# WORK ITEM:
The response should be a precise copy of every entry.

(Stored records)
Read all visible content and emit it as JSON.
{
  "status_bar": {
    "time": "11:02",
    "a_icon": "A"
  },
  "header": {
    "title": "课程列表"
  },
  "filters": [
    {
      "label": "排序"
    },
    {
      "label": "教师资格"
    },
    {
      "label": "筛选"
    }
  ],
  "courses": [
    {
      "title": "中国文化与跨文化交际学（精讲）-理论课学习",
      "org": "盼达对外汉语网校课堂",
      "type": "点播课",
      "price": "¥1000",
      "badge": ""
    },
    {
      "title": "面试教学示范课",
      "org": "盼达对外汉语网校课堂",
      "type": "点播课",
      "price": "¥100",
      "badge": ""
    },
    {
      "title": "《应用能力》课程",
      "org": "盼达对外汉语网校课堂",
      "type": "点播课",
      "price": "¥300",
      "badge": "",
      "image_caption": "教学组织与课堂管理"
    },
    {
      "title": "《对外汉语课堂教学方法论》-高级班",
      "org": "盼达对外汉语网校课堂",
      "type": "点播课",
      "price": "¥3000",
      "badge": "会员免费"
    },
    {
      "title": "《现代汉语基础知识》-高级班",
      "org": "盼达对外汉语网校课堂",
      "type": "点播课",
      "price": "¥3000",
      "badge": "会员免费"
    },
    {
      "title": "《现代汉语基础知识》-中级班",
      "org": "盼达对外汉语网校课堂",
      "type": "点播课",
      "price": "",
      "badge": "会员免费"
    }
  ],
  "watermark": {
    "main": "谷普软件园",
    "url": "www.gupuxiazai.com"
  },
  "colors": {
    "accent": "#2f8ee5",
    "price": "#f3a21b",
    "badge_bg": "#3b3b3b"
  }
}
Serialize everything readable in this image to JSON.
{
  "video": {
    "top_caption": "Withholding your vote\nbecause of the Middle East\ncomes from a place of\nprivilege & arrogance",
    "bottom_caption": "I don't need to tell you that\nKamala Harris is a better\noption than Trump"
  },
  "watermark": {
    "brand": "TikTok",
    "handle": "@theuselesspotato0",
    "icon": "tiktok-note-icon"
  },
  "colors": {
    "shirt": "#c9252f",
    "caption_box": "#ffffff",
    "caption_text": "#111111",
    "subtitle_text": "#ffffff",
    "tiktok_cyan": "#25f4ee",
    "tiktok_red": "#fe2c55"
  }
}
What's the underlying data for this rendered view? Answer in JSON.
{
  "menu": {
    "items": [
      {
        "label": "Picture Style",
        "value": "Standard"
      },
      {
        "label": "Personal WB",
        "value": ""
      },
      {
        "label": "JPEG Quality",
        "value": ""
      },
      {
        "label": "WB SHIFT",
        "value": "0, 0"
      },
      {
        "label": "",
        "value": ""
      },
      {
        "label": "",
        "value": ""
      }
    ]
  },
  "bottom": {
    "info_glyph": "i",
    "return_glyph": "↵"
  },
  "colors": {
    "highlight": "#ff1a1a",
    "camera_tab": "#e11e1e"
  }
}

# REPLY:
Read all visible content and emit it as JSON.
{
  "status_bar": {
    "time": "11:02",
    "a_icon": "A"
  },
  "header": {
    "title": "课程列表"
  },
  "filters": [
    {
      "label": "排序"
    },
    {
      "label": "教师资格"
    },
    {
      "label": "筛选"
    }
  ],
  "courses": [
    {
      "title": "中国文化与跨文化交际学（精讲）-理论课学习",
      "org": "盼达对外汉语网校课堂",
      "type": "点播课",
      "price": "¥1000",
      "badge": ""
    },
    {
      "title": "面试教学示范课",
      "org": "盼达对外汉语网校课堂",
      "type": "点播课",
      "price": "¥100",
      "badge": ""
    },
    {
      "title": "《应用能力》课程",
      "org": "盼达对外汉语网校课堂",
      "type": "点播课",
      "price": "¥300",
      "badge": "",
      "image_caption": "教学组织与课堂管理"
    },
    {
      "title": "《对外汉语课堂教学方法论》-高级班",
      "org": "盼达对外汉语网校课堂",
      "type": "点播课",
      "price": "¥3000",
      "badge": "会员免费"
    },
    {
      "title": "《现代汉语基础知识》-高级班",
      "org": "盼达对外汉语网校课堂",
      "type": "点播课",
      "price": "¥3000",
      "badge": "会员免费"
    },
    {
      "title": "《现代汉语基础知识》-中级班",
      "org": "盼达对外汉语网校课堂",
      "type": "点播课",
      "price": "",
      "badge": "会员免费"
    }
  ],
  "watermark": {
    "main": "谷普软件园",
    "url": "www.gupuxiazai.com"
  },
  "colors": {
    "accent": "#2f8ee5",
    "price": "#f3a21b",
    "badge_bg": "#3b3b3b"
  }
}
Serialize everything readable in this image to JSON.
{
  "video": {
    "top_caption": "Withholding your vote\nbecause of the Middle East\ncomes from a place of\nprivilege & arrogance",
    "bottom_caption": "I don't need to tell you that\nKamala Harris is a better\noption than Trump"
  },
  "watermark": {
    "brand": "TikTok",
    "handle": "@theuselesspotato0",
    "icon": "tiktok-note-icon"
  },
  "colors": {
    "shirt": "#c9252f",
    "caption_box": "#ffffff",
    "caption_text": "#111111",
    "subtitle_text": "#ffffff",
    "tiktok_cyan": "#25f4ee",
    "tiktok_red": "#fe2c55"
  }
}
What's the underlying data for this rendered view? Answer in JSON.
{
  "menu": {
    "items": [
      {
        "label": "Picture Style",
        "value": "Standard"
      },
      {
        "label": "Personal WB",
        "value": ""
      },
      {
        "label": "JPEG Quality",
        "value": ""
      },
      {
        "label": "WB SHIFT",
        "value": "0, 0"
      },
      {
        "label": "",
        "value": ""
      },
      {
        "label": "",
        "value": ""
      }
    ]
  },
  "bottom": {
    "info_glyph": "i",
    "return_glyph": "↵"
  },
  "colors": {
    "highlight": "#ff1a1a",
    "camera_tab": "#e11e1e"
  }
}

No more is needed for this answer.